Problem Definition

Given an arbitrary number of collections of cars:

  • Find the make and model that is common to all collections
  • Identify makes and models that are in only one collection.
  • Find the most expensive car in each collection (regardless of make and model)

For example

Summary


The way the data is organized can have a significant impact on how you model the rules.

Two solutions are presented based on different data models.

Part I uses an N:N association data model and that leads to a very simple rule model.

Part II uses a “flat” record oriented data model and converts the flat data into structured data (using 1:N associations).


Part I makes use of the reverse association (from car types to the groups(s) they belong to).

When collections of related objects are modeled this way, complex logic can be expressed quite succinctly.

 

Technically when we refer to “car” in the example above it’s not a specific car we’re referring to but rather the class of cars that share that make and model.

But what if the data is not structured but instead comes in as “flat” records that simply contain a field indicating which group the make and model belong to? Each record now might represent a specific vehicle (especially if we add the VIN to the record). This is actually how the data is described in the original challenge statement.
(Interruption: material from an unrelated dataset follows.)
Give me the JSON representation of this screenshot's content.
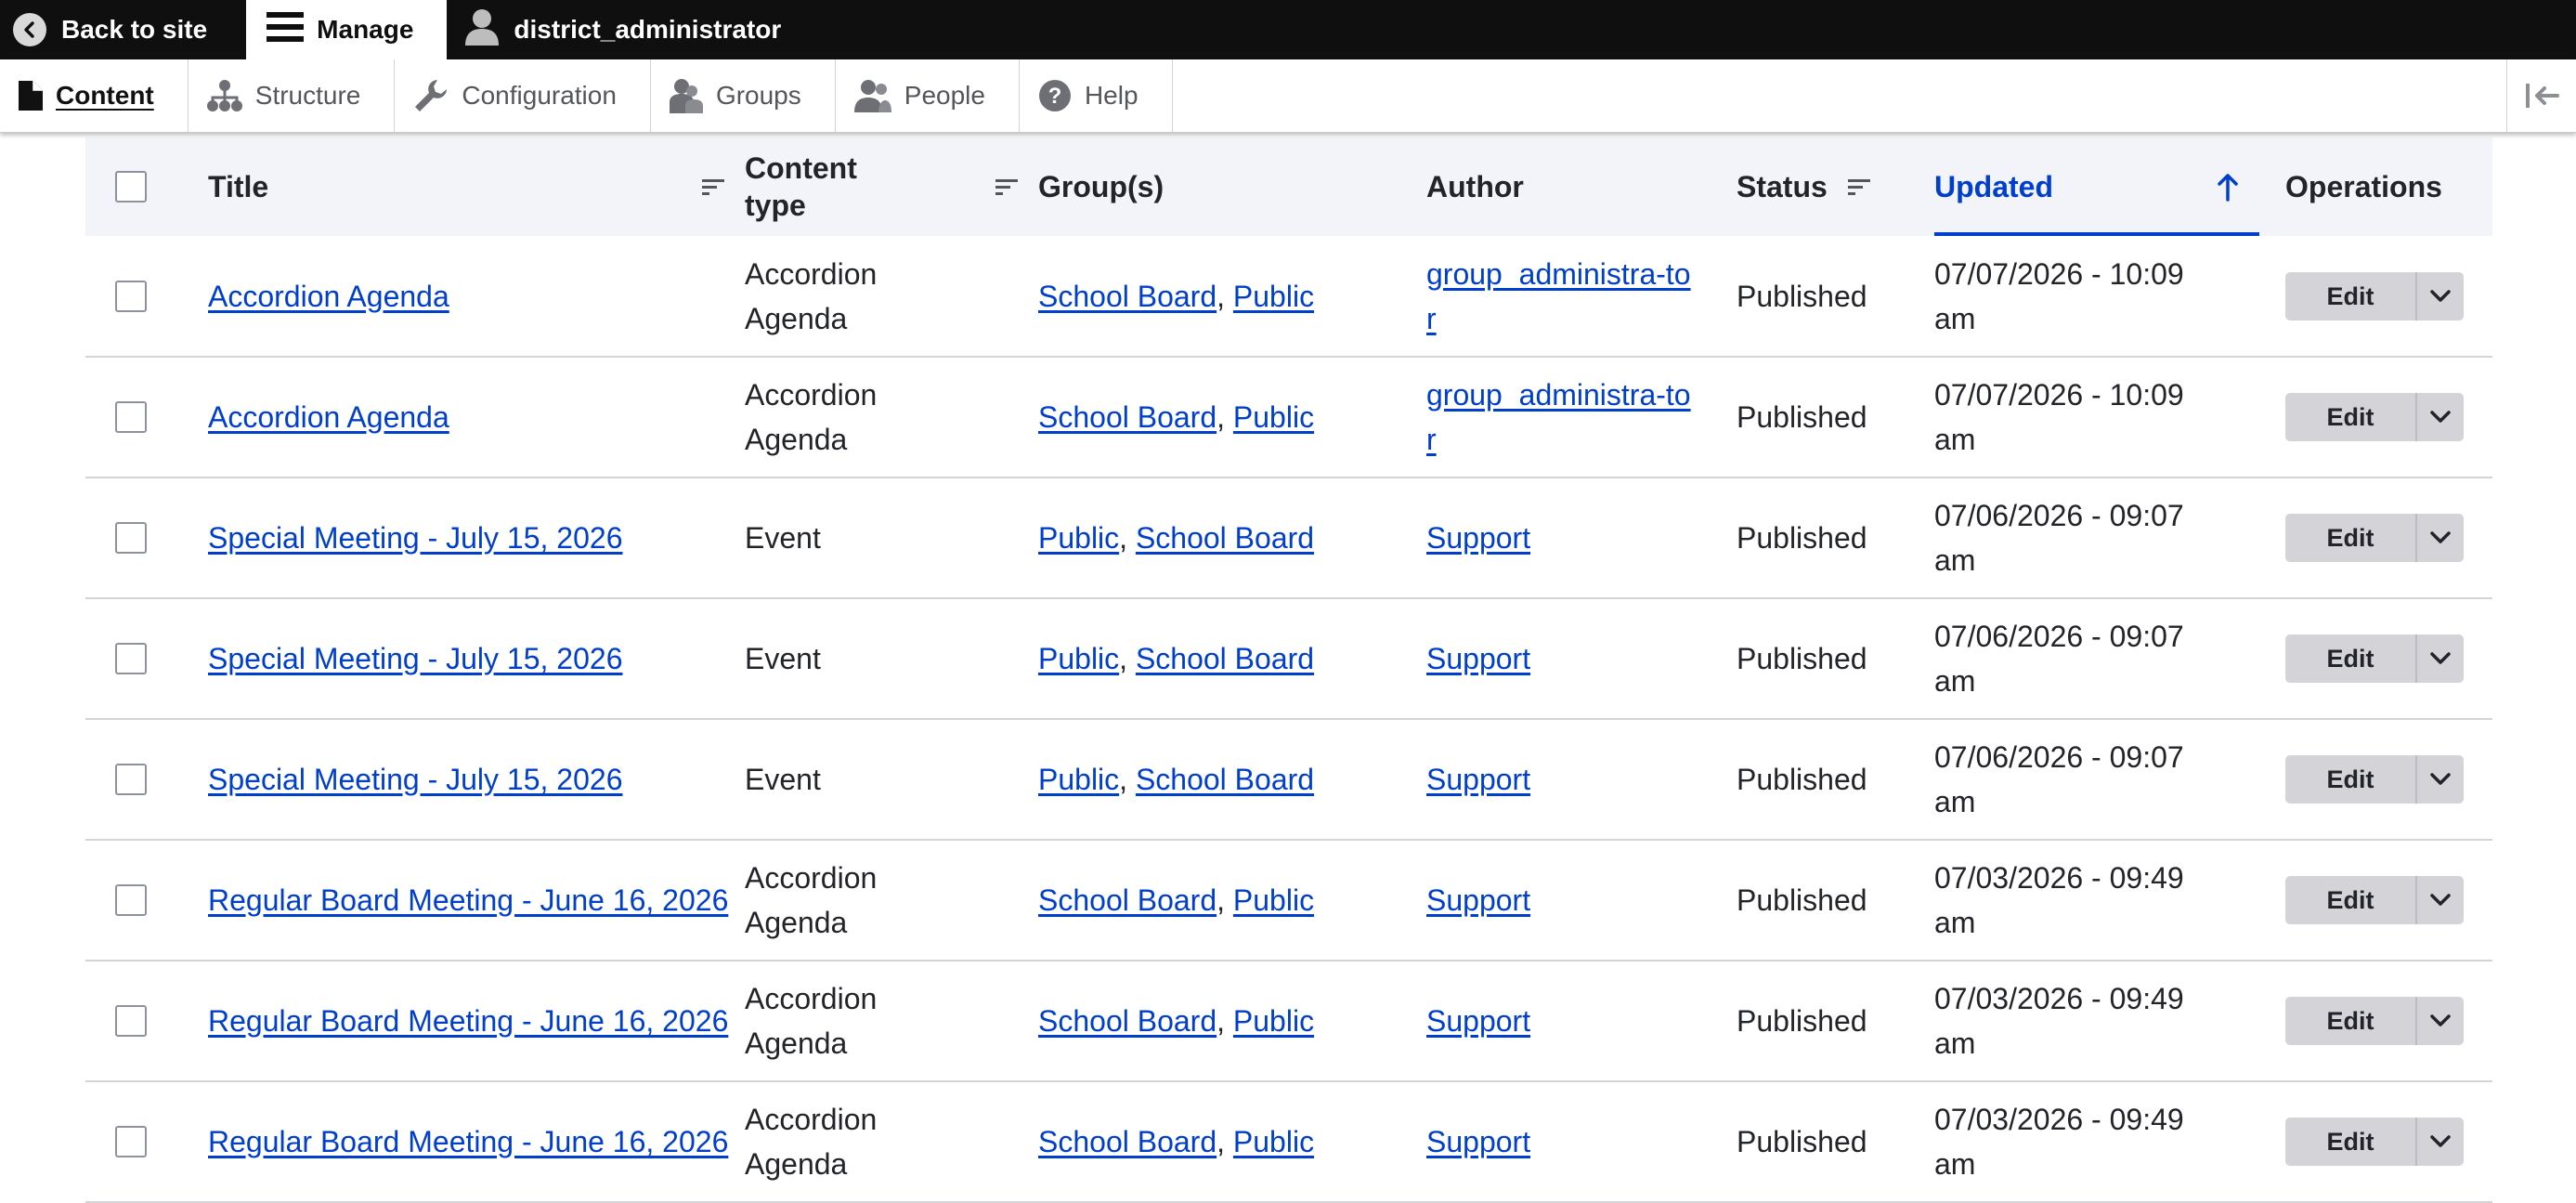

In this data structure the same make and model may be repeated in different records (for the same vehicle or a different vehicle) so we’ll need a slightly different approach. This is covered in Part II.